See Also

Anderegg, Michael. Inventing Vietnam: The War in Film and Television. Philadelphia: Temple UP, 1991.

Appy, Christian. "Vietnam according to Oliver Stone." Commonweal 23 March 1990: 187-89.

Beaver, Frank Eugene. Oliver Stone: Wakeup Cinema. New York: Twayne Publishers, 1994.

Eilert, Richard. "Born of the Fourth: It's a Lie." St. Louis Post-Dispatch 26 February 1990: 3B.

Gibson, James W. The Perfect War: Technowar in Vietnam. Boston & New York: The Atlantic Monthly, 1986.

McCrisken, Trevor B., and Andrew Pepper, eds. "Oliver Stone and the Decade of Trauma." American History and Contemporary Hollywood Film. New Brunswick: Rutgers UP, 2005. 131-59.

Prince, Stephen. American Cinema of the 1980s: Themes and Variations. New Brunswick: Rutgers UP, 2007.

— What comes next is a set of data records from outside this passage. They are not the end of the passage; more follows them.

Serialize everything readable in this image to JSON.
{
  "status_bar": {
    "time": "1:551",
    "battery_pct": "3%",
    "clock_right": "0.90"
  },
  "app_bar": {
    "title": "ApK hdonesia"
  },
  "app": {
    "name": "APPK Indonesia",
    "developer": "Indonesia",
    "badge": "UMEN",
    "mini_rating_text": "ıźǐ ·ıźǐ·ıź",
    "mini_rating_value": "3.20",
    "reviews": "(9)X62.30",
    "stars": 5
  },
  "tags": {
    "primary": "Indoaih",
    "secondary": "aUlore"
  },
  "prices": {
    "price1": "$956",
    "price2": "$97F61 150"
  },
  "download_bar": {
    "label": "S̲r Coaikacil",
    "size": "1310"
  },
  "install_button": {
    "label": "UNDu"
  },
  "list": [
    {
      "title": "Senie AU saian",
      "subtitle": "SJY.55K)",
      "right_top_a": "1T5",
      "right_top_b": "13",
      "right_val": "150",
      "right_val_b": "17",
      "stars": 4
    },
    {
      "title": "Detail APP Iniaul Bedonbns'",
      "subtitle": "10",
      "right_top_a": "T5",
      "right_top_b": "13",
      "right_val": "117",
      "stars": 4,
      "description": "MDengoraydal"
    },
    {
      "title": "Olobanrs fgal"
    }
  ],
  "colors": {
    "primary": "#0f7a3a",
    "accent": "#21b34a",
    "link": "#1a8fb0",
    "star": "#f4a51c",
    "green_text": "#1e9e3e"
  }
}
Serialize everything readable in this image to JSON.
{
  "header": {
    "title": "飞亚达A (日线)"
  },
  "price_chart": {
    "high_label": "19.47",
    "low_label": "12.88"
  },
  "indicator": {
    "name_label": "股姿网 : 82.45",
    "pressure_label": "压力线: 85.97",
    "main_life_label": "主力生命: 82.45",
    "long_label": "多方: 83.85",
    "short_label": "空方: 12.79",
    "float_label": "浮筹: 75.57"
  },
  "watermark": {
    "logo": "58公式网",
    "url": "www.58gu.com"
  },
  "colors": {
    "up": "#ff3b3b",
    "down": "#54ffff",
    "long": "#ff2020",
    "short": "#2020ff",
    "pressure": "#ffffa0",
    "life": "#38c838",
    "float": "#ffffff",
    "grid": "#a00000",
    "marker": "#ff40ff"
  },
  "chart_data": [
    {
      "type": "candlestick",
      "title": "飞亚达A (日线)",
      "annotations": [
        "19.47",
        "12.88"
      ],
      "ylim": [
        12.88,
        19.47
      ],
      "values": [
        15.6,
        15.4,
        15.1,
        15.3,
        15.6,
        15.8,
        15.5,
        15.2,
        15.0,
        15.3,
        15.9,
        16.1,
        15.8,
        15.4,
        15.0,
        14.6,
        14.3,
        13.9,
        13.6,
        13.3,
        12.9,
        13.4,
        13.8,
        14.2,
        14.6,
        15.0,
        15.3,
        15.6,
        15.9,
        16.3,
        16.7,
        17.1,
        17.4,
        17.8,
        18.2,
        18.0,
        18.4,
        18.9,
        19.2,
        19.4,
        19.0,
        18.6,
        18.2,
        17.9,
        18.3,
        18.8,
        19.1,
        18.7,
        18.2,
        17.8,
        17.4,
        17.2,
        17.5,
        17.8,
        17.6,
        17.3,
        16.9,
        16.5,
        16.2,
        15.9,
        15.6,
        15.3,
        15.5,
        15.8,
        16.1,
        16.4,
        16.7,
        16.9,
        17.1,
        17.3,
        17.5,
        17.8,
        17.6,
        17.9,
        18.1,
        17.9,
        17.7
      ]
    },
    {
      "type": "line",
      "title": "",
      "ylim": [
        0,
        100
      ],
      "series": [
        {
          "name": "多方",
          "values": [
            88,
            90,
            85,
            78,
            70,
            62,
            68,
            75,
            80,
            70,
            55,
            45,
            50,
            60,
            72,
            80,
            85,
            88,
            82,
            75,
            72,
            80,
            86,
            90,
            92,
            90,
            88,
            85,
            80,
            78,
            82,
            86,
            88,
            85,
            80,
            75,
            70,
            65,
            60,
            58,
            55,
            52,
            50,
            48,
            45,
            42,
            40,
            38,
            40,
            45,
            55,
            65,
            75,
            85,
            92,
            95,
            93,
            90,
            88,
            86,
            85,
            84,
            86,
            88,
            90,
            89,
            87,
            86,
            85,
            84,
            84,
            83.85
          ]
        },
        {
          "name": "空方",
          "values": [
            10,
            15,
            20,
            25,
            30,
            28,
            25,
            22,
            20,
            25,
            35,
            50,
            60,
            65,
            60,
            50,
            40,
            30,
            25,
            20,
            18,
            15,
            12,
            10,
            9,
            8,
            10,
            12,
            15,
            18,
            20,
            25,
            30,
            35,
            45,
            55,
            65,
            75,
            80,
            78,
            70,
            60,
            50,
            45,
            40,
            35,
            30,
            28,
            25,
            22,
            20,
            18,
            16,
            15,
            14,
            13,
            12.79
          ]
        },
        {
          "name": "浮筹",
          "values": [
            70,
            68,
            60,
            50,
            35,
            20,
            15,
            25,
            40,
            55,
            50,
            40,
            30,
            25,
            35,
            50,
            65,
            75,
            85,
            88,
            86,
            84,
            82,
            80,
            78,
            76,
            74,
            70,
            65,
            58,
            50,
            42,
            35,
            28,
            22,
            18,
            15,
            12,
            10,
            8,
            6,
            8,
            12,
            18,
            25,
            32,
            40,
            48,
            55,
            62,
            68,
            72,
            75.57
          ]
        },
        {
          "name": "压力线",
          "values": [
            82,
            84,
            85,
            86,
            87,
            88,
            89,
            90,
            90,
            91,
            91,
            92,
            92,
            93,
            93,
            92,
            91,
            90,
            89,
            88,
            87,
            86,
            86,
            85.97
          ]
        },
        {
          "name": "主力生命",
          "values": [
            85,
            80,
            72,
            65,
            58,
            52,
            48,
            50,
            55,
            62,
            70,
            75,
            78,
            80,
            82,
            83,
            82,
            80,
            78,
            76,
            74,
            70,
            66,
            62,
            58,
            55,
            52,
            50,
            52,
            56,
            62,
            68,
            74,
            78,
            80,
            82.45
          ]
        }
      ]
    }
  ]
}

Rollins, Peter C. The Columbia Companion to American History on Film: How the Movies Have Portrayed the American Past. New York: Columbia UP, 2003.

Salewicz, Chris. Oliver Stone: Close Up. New York: Thunder's Mouth Press, 1998.

Scheer, Robert. "Born on the third of July." Premiere Feb. 1990: 50-54.

Shewring, Anne L. "We didn't do that did we? Representation of the Veteran Experience." Journal of American and Comparative Cultures 23.4 (2000).

Sturken, Marita. "Reenactment, Fantasy, and the Paranoia of History: Oliver Stone's Docudramas." USC Spectator 20.1 (1999): 23-38.

Toplin, Robert Brent. Oliver Stone's USA. Lawrence: UP of Kansas, 2000.

Wood, Robin. "Radicalism and Popular Cinema: The Films of Oliver Stone." Cineaction 23 (Winter 1990): 60-69.

Video/Audio Resources

Born on the Fourth of July -- Trailer
The trailer for the original movie.
Oliver Stone's America: A Dialogue with Oliver Stone. Burbank: Warner Home Video, 2001.
This film documents Stone's personal life and work as a director. It includes an interview with Stone and footage, photography, and other clips from his films and his life. One of the movies discussed is Born on the Fourth of July.
Oliver Stone, Inside Out. New York: The Cinema Guild; distributed by West Glen Films, 1992.
This film features many well-known actors, Oliver Stone, and Ron Kovic as it explores the life of director Stone. The documentary seeks to find the reasoning for Stone's decision to make films, particularly controversial ones.

Online Resources

History at the Movies: Conversation with Oliver Stone. Conversations with History.

Oliver Stone Official Profile. MySpace.
Though this website is not the most professional, Oliver Stone's MySpace profile provides a unique glimpse into his life. The site includes many links to pictures of Stone throughout his life, as well as his work with actors on various sets. Stone has also added videos on his profile that highlight his newer films, but it's nice to actually hear from the man himself. Additionally, viewers can find quotes from Stone, a brief autobiography, and an extensive filmography section. Also, for film buffs, Stone lists all of his nominations and awards that he's received over the course of his career.
Oliver Stone: Our Greatest Film Director.
This website is a great source for information on Oliver Stone and his films. The site includes many links to essays on Stone and other publications. There are links to each of his films, blogs about Stone, and other sites to visit. In reference to Born on the Fourth of July, the specific page includes a video clip from the movie, several pictures from Born, and multiple links to more sites about the movie. Another compelling aspect of the site is the detailed discussion boards for all of the movies. People offer essays on the films or specific scenes and respond to others posts.
The Sixties Project
An excellent source for documents pertaining to the Vietnam War. The Sixties Project also has information on books, poetry, personal narratives, and exhibits.
The Vietnam Wall Controversy
"How do we remember a war that we 'lost'? Can we understand the emotions that caused Maya Lin's serene 'rift in the earth' to be denounced as a 'black gash of shame and sorrow'? Relive the multi-leveled controversy over the Vietnam Veterans Memorial."
Wood, Robin (updated by R. Barton Palmer). "Oliver Stone." Film Reference.
Facts and brief analysis of Stone's career.